== Segment start ==

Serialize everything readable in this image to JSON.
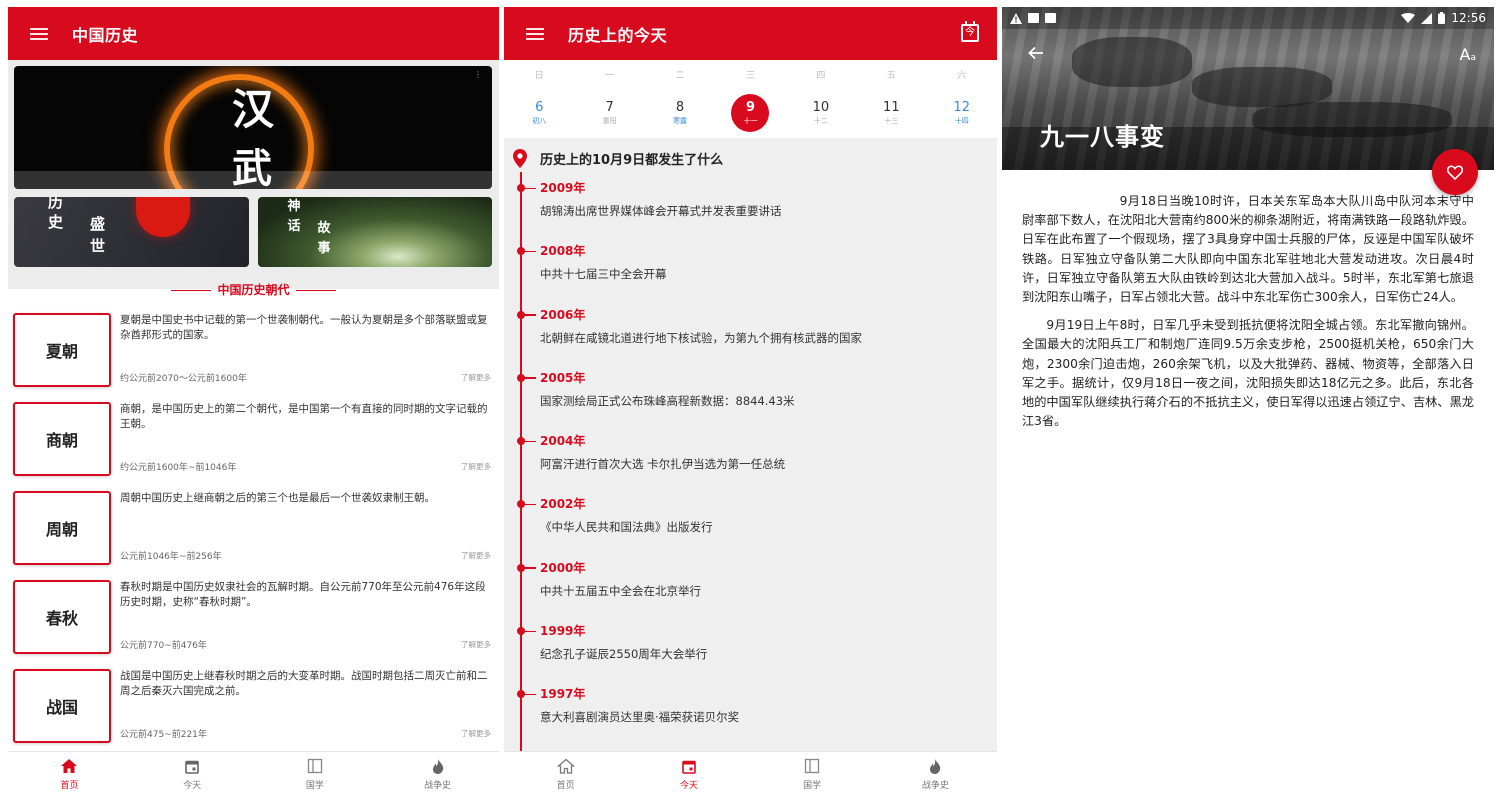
{
  "home": {
    "title": "中国历史",
    "banner": {
      "main_chars": [
        "汉",
        "武"
      ],
      "left_chars": [
        "历",
        "史",
        "盛",
        "世"
      ],
      "right_chars": [
        "神",
        "话",
        "故",
        "事"
      ]
    },
    "section_title": "中国历史朝代",
    "more_label": "了解更多",
    "dynasties": [
      {
        "name": "夏朝",
        "desc": "夏朝是中国史书中记载的第一个世袭制朝代。一般认为夏朝是多个部落联盟或复杂酋邦形式的国家。",
        "period": "约公元前2070～公元前1600年"
      },
      {
        "name": "商朝",
        "desc": "商朝，是中国历史上的第二个朝代，是中国第一个有直接的同时期的文字记载的王朝。",
        "period": "约公元前1600年~前1046年"
      },
      {
        "name": "周朝",
        "desc": "周朝中国历史上继商朝之后的第三个也是最后一个世袭奴隶制王朝。",
        "period": "公元前1046年~前256年"
      },
      {
        "name": "春秋",
        "desc": "春秋时期是中国历史奴隶社会的瓦解时期。自公元前770年至公元前476年这段历史时期，史称“春秋时期”。",
        "period": "公元前770~前476年"
      },
      {
        "name": "战国",
        "desc": "战国是中国历史上继春秋时期之后的大变革时期。战国时期包括二周灭亡前和二周之后秦灭六国完成之前。",
        "period": "公元前475~前221年"
      }
    ]
  },
  "nav": {
    "items": [
      "首页",
      "今天",
      "国学",
      "战争史"
    ]
  },
  "today": {
    "title": "历史上的今天",
    "calendar_btn": "今",
    "week_head": [
      "日",
      "一",
      "二",
      "三",
      "四",
      "五",
      "六"
    ],
    "days": [
      {
        "num": "6",
        "sub": "初八"
      },
      {
        "num": "7",
        "sub": "重阳"
      },
      {
        "num": "8",
        "sub": "寒露"
      },
      {
        "num": "9",
        "sub": "十一"
      },
      {
        "num": "10",
        "sub": "十二"
      },
      {
        "num": "11",
        "sub": "十三"
      },
      {
        "num": "12",
        "sub": "十四"
      }
    ],
    "heading": "历史上的10月9日都发生了什么",
    "events": [
      {
        "year": "2009年",
        "text": "胡锦涛出席世界媒体峰会开幕式并发表重要讲话"
      },
      {
        "year": "2008年",
        "text": "中共十七届三中全会开幕"
      },
      {
        "year": "2006年",
        "text": "北朝鲜在咸镜北道进行地下核试验，为第九个拥有核武器的国家"
      },
      {
        "year": "2005年",
        "text": "国家测绘局正式公布珠峰高程新数据：8844.43米"
      },
      {
        "year": "2004年",
        "text": "阿富汗进行首次大选 卡尔扎伊当选为第一任总统"
      },
      {
        "year": "2002年",
        "text": "《中华人民共和国法典》出版发行"
      },
      {
        "year": "2000年",
        "text": "中共十五届五中全会在北京举行"
      },
      {
        "year": "1999年",
        "text": "纪念孔子诞辰2550周年大会举行"
      },
      {
        "year": "1997年",
        "text": "意大利喜剧演员达里奥·福荣获诺贝尔奖"
      }
    ]
  },
  "article": {
    "status_time": "12:56",
    "font_btn": "A",
    "font_btn_small": "a",
    "title": "九一八事变",
    "paragraphs": [
      "9月18日当晚10时许，日本关东军岛本大队川岛中队河本末守中尉率部下数人，在沈阳北大营南约800米的柳条湖附近，将南满铁路一段路轨炸毁。日军在此布置了一个假现场，摆了3具身穿中国士兵服的尸体，反诬是中国军队破坏铁路。日军独立守备队第二大队即向中国东北军驻地北大营发动进攻。次日晨4时许，日军独立守备队第五大队由铁岭到达北大营加入战斗。5时半，东北军第七旅退到沈阳东山嘴子，日军占领北大营。战斗中东北军伤亡300余人，日军伤亡24人。",
      "9月19日上午8时，日军几乎未受到抵抗便将沈阳全城占领。东北军撤向锦州。全国最大的沈阳兵工厂和制炮厂连同9.5万余支步枪，2500挺机关枪，650余门大炮，2300余门迫击炮，260余架飞机，以及大批弹药、器械、物资等，全部落入日军之手。据统计，仅9月18日一夜之间，沈阳损失即达18亿元之多。此后，东北各地的中国军队继续执行蒋介石的不抵抗主义，使日军得以迅速占领辽宁、吉林、黑龙江3省。"
    ]
  },
  "colors": {
    "primary": "#d80b1e",
    "accent_blue": "#3a8bd5"
  }
}
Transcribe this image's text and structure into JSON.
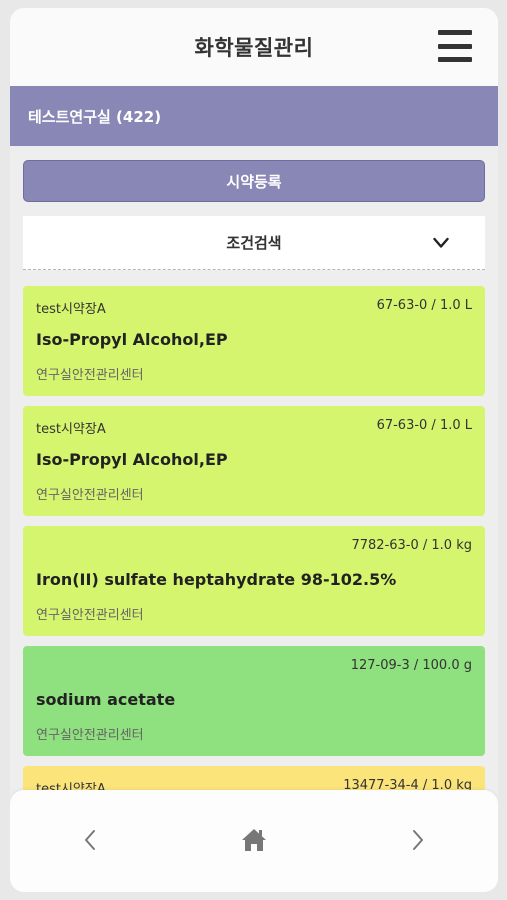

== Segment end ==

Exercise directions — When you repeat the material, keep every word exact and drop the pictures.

Exercise answer —
Serialize everything readable in this image to JSON.
{
  "home": {
    "title": "中国历史",
    "banner": {
      "main_chars": [
        "汉",
        "武"
      ],
      "left_chars": [
        "历",
        "史",
        "盛",
        "世"
      ],
      "right_chars": [
        "神",
        "话",
        "故",
        "事"
      ]
    },
    "section_title": "中国历史朝代",
    "more_label": "了解更多",
    "dynasties": [
      {
        "name": "夏朝",
        "desc": "夏朝是中国史书中记载的第一个世袭制朝代。一般认为夏朝是多个部落联盟或复杂酋邦形式的国家。",
        "period": "约公元前2070～公元前1600年"
      },
      {
        "name": "商朝",
        "desc": "商朝，是中国历史上的第二个朝代，是中国第一个有直接的同时期的文字记载的王朝。",
        "period": "约公元前1600年~前1046年"
      },
      {
        "name": "周朝",
        "desc": "周朝中国历史上继商朝之后的第三个也是最后一个世袭奴隶制王朝。",
        "period": "公元前1046年~前256年"
      },
      {
        "name": "春秋",
        "desc": "春秋时期是中国历史奴隶社会的瓦解时期。自公元前770年至公元前476年这段历史时期，史称“春秋时期”。",
        "period": "公元前770~前476年"
      },
      {
        "name": "战国",
        "desc": "战国是中国历史上继春秋时期之后的大变革时期。战国时期包括二周灭亡前和二周之后秦灭六国完成之前。",
        "period": "公元前475~前221年"
      }
    ]
  },
  "nav": {
    "items": [
      "首页",
      "今天",
      "国学",
      "战争史"
    ]
  },
  "today": {
    "title": "历史上的今天",
    "calendar_btn": "今",
    "week_head": [
      "日",
      "一",
      "二",
      "三",
      "四",
      "五",
      "六"
    ],
    "days": [
      {
        "num": "6",
        "sub": "初八"
      },
      {
        "num": "7",
        "sub": "重阳"
      },
      {
        "num": "8",
        "sub": "寒露"
      },
      {
        "num": "9",
        "sub": "十一"
      },
      {
        "num": "10",
        "sub": "十二"
      },
      {
        "num": "11",
        "sub": "十三"
      },
      {
        "num": "12",
        "sub": "十四"
      }
    ],
    "heading": "历史上的10月9日都发生了什么",
    "events": [
      {
        "year": "2009年",
        "text": "胡锦涛出席世界媒体峰会开幕式并发表重要讲话"
      },
      {
        "year": "2008年",
        "text": "中共十七届三中全会开幕"
      },
      {
        "year": "2006年",
        "text": "北朝鲜在咸镜北道进行地下核试验，为第九个拥有核武器的国家"
      },
      {
        "year": "2005年",
        "text": "国家测绘局正式公布珠峰高程新数据：8844.43米"
      },
      {
        "year": "2004年",
        "text": "阿富汗进行首次大选 卡尔扎伊当选为第一任总统"
      },
      {
        "year": "2002年",
        "text": "《中华人民共和国法典》出版发行"
      },
      {
        "year": "2000年",
        "text": "中共十五届五中全会在北京举行"
      },
      {
        "year": "1999年",
        "text": "纪念孔子诞辰2550周年大会举行"
      },
      {
        "year": "1997年",
        "text": "意大利喜剧演员达里奥·福荣获诺贝尔奖"
      }
    ]
  },
  "article": {
    "status_time": "12:56",
    "font_btn": "A",
    "font_btn_small": "a",
    "title": "九一八事变",
    "paragraphs": [
      "9月18日当晚10时许，日本关东军岛本大队川岛中队河本末守中尉率部下数人，在沈阳北大营南约800米的柳条湖附近，将南满铁路一段路轨炸毁。日军在此布置了一个假现场，摆了3具身穿中国士兵服的尸体，反诬是中国军队破坏铁路。日军独立守备队第二大队即向中国东北军驻地北大营发动进攻。次日晨4时许，日军独立守备队第五大队由铁岭到达北大营加入战斗。5时半，东北军第七旅退到沈阳东山嘴子，日军占领北大营。战斗中东北军伤亡300余人，日军伤亡24人。",
      "9月19日上午8时，日军几乎未受到抵抗便将沈阳全城占领。东北军撤向锦州。全国最大的沈阳兵工厂和制炮厂连同9.5万余支步枪，2500挺机关枪，650余门大炮，2300余门迫击炮，260余架飞机，以及大批弹药、器械、物资等，全部落入日军之手。据统计，仅9月18日一夜之间，沈阳损失即达18亿元之多。此后，东北各地的中国军队继续执行蒋介石的不抵抗主义，使日军得以迅速占领辽宁、吉林、黑龙江3省。"
    ]
  },
  "colors": {
    "primary": "#d80b1e",
    "accent_blue": "#3a8bd5"
  }
}
Transcribe this image's text and structure into JSON.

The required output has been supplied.